Using 2007 Community Survey data from Statistics SA we know that in metros on average 13% of households did not have access to clean potable water while 25% of households survived on R800 or less a month. By comparison in rural and former homeland municipalities 36% of households did not have access to clean potable water and 46% of households survived on less than R800 a month.

This dismal average is however still far better than the poorest of municipalities such as Port St Johns or Mbizana in the Eastern Cape where fewer than 50% of households have access to more than R800 a month while 75% of households do not have access to clean water from taps.

For those of us who live in metros and big cities it is difficult to comprehend the extent of the grim poverty facing most residents in places such as Port St Johns or Mbizana. But the fact that municipal expenditure per resident is 10% of what it is in metros and other large cities is an indictment of our system of local government and a sign of its failure to deliver to the poorest.

What then is the solution?

The argument that national government has not made enough money available to support municipalities while possibly true in the past is no longer valid. Grant funding to municipalities has increased fivefold in the p ast seven years; from R126bn in 2004 to R46bn last year. Indeed grants as a proportion of revenue in municipalities has doubled over the past seven years as municipalities have begun to rely more and more on grants and less on their own revenue.

But at the same time roughly one in every five municipalities failed to spend even half of its infrastructure grants in the 2009-10 financial year. While R222bn was allocated for conditional grants in the 2009-10 financial year only R189bn was transferred by March 31 last year of which by the end of the financial year only 794% was spent.

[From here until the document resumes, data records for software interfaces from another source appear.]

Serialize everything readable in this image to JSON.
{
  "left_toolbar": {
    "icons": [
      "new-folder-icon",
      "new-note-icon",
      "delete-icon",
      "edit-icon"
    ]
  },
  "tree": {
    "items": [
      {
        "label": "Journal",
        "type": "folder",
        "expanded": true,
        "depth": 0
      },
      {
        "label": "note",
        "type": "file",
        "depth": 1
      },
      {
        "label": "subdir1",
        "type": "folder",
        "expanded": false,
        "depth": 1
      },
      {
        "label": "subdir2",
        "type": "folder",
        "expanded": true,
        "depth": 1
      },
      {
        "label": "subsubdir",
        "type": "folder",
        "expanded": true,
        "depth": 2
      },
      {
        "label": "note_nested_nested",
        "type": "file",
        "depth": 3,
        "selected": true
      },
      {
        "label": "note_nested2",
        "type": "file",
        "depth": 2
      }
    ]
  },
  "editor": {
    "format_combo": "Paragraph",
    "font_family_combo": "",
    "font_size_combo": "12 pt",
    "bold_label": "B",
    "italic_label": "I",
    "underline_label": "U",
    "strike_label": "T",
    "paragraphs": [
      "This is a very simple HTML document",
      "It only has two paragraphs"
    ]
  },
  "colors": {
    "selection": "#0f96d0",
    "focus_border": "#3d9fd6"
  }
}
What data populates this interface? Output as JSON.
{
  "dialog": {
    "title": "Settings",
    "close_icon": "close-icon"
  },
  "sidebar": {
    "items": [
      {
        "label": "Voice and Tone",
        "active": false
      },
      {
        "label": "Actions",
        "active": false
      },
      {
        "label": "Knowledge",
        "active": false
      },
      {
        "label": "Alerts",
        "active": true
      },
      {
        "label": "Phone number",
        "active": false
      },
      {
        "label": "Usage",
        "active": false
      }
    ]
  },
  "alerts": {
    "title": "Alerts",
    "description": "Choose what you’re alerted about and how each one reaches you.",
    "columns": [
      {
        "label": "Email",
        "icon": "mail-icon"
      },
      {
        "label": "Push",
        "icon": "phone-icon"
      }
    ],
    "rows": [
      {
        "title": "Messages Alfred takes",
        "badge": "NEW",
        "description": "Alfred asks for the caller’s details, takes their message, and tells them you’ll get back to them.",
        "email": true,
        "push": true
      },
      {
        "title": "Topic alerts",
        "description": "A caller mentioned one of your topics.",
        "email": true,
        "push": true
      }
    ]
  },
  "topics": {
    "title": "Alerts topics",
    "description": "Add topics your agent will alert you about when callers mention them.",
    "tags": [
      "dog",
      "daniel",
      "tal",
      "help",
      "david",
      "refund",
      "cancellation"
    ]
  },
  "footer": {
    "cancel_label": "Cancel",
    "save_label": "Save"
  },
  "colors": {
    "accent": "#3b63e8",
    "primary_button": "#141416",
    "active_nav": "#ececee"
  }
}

The Western Cape experienced no under- spending and Gauteng very little while the more underdeveloped Northern Cape Mpumalanga and North West provinces were worst affected by underspending — these are the areas of the national executive committee’s greatest concern.

It is important to add nuance to the debate seeking solutions to local government’s failures. First it is wrong to assume outright failure across the board.

Our research shows that a significant number of municipalities are delivering adequately if not optimally.

Second for those municipalities that are failing to deliver typically in rural and former homeland areas the underlying reason is not underfunding given trends around underspending in these areas.

While it is true that these areas lack the ability to raise revenue given their limited local economies what is more significant is that they are unable to spend what they are given — fiscal allocations often return unspent at the end of the financial year.

This undesirable outcome suggests that the impoverishment in these areas is not simply affecting the economic base and revenue prospects of these municipalities but also the skills base and ability to attract and retain a competent corps of municipal officials able to tackle the development backlogs in SA’s poorest areas.

Poor commitment by local government officials and office bearers to innovate and persist with stubborn development problems is therefore emerging as a fundamental constraint to the realisation of local government as a developmental sphere notwithstanding numerous training and capacity building programmes.

The implications are fairly drastic and suggest the need for institutional reform. One may be handing over the core functions of ailing municipalities to local agencies or regional service providers as a solution to the apparent failure of smaller councils to take on service delivery. For those of us who supported the notion of a decentralised system of local government this represents a sad outcome for local democracy and the notions that founded the white paper on local government 13 years ago.

But the solution may well prove necessary for delivery that ensures the realisation of individual socioeconomic rights.